Skip to main content /LAW /LAW

find law dictionary

Boy denies killing father; says Chavis did it

Alex King, 13, testified that he was coached to confess to his father's killing.
Alex King, 13, testified that he was coached to confess to his father's killing.  

PENSACOLA, Florida (CNN) -- A teen-age boy accused of killing his father testified Wednesday that an adult male neighbor with whom he was emotionally involved with was the actual killer, and that he and his brother reluctantly agreed to take the blame after being coached on what to tell authorities.

Alex King, 13, and his 14-year-old brother Derek are charged with first-degree murder and arson, accused of beating to death their father, Terry King, in their home, then setting fire to the house in the small Pensacola community of Cantonment. Both are being tried as adults.

If convicted of first-degree murder, the boys face a mandatory penalty of life in prison without parole. The maximum penalty for arson is 30 years in prison.

The two boys, whom prosecutors say used a bat to kill their father, initially confessed to the crime. They later recanted their story, saying it was their friend, Ricky Chavis, 40, who slew their father.

In a rare legal move, Chavis was tried for King's murder before a different jury last week, and the verdict is under seal until the boys' trial is over. Chavis has denied killing the boys' father.

CNN's David Mattingly reports on the closing arguments in the case of two Florida teenagers accused of killing their father (September 5)

Play video

Latest Legal News

Law Library

FindLaw Consumer Center

Alex King told the jury Wednesday that Chavis was the one who beat his father to death. He said he and his brother were at Chavis' home last November when the killing took place.

"[Chavis] said there had been a fight between him and my dad, and he said that my dad was dead. He said he had killed my dad to protect us," Alex said. "He said my dad never would have let us live with him [Chavis], he would never let us go. He said my dad would have killed us before he would let us go."

Wearing a light-blue dress shirt and a tie, with his hair neatly cropped, Alex showed little emotion as he spoke about his version of events.

Asked how he felt when Chavis allegedly told him the news, Alex said, "I was kind of angry that he kept saying he had done it for me."

At one point, he said, Chavis left to burn down their house with his father's remains inside. "When he came back, he said that there had been a fire, that the fire had not burned up everything."

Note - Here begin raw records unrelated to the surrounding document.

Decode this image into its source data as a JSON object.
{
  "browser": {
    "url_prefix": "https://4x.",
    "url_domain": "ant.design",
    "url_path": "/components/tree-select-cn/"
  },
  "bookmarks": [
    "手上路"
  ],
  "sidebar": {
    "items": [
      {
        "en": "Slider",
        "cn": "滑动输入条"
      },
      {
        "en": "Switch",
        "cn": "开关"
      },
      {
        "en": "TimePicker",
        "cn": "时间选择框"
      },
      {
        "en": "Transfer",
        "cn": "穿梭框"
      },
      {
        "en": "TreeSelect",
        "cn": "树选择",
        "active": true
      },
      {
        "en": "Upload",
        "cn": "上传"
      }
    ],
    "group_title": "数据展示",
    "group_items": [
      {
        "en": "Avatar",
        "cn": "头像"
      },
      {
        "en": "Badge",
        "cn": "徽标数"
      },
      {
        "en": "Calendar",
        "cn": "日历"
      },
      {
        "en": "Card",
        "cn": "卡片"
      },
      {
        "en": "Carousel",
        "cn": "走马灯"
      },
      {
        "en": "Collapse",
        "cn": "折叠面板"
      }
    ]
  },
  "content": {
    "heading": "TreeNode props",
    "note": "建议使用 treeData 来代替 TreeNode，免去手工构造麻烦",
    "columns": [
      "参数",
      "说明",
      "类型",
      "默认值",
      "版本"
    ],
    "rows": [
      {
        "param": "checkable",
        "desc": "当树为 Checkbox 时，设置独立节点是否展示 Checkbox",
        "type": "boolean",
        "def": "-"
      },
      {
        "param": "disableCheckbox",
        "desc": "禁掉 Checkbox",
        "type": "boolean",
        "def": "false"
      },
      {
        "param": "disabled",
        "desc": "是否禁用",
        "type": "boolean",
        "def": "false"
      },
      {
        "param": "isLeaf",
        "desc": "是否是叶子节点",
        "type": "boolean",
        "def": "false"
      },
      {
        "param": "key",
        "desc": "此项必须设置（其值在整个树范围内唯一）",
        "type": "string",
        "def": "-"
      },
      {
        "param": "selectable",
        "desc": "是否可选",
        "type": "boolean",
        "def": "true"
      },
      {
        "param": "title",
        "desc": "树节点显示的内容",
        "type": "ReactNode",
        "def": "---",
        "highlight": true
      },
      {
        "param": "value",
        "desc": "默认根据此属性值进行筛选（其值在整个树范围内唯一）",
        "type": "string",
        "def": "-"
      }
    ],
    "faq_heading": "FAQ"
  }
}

It was then that Chavis said he couldn't go to prison and then began pressing the two boys to confess to the killing, Alex said. "He was saying that if we took the blame that we would get off on self-defense because we are juveniles," Alex said.

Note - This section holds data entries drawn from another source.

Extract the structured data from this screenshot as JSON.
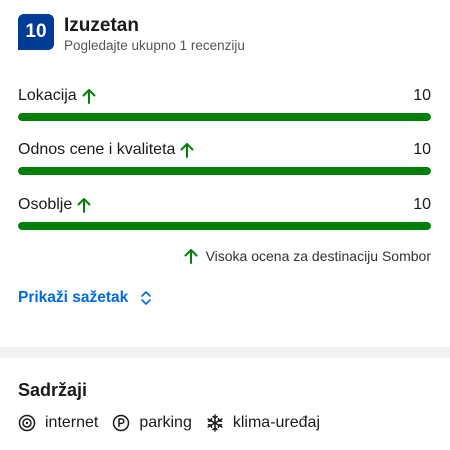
{
  "score": {
    "value": "10",
    "title": "Izuzetan",
    "subtitle": "Pogledajte ukupno 1 recenziju"
  },
  "categories": [
    {
      "label": "Lokacija",
      "value": "10",
      "fill": 1.0
    },
    {
      "label": "Odnos cene i kvaliteta",
      "value": "10",
      "fill": 1.0
    },
    {
      "label": "Osoblje",
      "value": "10",
      "fill": 1.0
    }
  ],
  "highlight": {
    "text": "Visoka ocena za destinaciju Sombor",
    "icon": "arrow-up-icon"
  },
  "summary_link": {
    "label": "Prikaži sažetak",
    "icon": "chevron-up-down-icon"
  },
  "amenities": {
    "title": "Sadržaji",
    "items": [
      {
        "label": "internet",
        "icon": "wifi-icon"
      },
      {
        "label": "parking",
        "icon": "parking-icon"
      },
      {
        "label": "klima-uređaj",
        "icon": "snowflake-icon"
      }
    ]
  },
  "colors": {
    "brand": "#003b95",
    "link": "#006ce4",
    "good": "#008009",
    "track": "#e7e7e7"
  }
}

Asked whether he and his brother immediately agreed to take the heat, he responded, "No sir, it was some time before we agreed to take the story, to take the blame."

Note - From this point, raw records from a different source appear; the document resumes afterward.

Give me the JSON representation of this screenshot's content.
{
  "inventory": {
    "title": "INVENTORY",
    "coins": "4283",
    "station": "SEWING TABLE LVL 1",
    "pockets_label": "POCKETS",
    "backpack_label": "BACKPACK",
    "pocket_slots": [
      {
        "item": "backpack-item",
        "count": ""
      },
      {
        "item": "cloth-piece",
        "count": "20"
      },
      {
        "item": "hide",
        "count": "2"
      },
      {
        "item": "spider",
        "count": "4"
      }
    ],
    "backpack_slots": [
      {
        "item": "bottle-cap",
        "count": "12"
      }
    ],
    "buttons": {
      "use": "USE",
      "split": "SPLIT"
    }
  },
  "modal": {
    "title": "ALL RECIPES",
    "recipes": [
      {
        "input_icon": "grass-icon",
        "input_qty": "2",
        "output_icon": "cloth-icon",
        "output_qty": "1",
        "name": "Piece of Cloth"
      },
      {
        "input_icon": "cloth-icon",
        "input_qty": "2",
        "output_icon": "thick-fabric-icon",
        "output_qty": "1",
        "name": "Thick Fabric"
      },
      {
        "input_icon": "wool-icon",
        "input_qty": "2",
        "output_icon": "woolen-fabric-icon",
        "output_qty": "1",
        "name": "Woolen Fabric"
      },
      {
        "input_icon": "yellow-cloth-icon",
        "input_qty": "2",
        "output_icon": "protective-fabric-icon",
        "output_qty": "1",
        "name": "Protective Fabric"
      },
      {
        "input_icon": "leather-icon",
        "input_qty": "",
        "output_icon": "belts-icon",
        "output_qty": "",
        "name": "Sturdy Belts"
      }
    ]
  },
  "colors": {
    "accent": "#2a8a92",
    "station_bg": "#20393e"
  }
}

Chavis then coached the boys over a period of about two days as to what to tell authorities, he said. "We were talking about it almost constantly," Alex said. "He kept going over it until we got it all right."

But Alex acknowledged he smoked marijuana on the night his dad was killed, and that in the weeks before the killing he and his brother ran away from home to live with Chavis. He said he had planned to stay with Chavis until he was at least 16. He said his father did not know about the relationship with Chavis.

Alex also acknowledged telling other juveniles in the detention center that he and his brother killed their father. He also said he had not smoked marijuana on the day he confessed to police.

The prosecution also pressed Alex on whether family members, during jailhouse visits, have tried to convince the boy he was not involved, and that it was Chavis who is responsible. Alex responded, "They said something to that effect."

Earlier Wednesday, the court heard the boys' confession tapes. On one of them, Derek said he was the one he beat his father to death in his recliner.

"I made sure he was asleep. I got the bat, and I hit him over the head," Derek said. "I hit him once and I heard him moan. I was afraid that he might wake up and see us, so I just kept on hitting him -- somewhere around 10 times."




Back to the top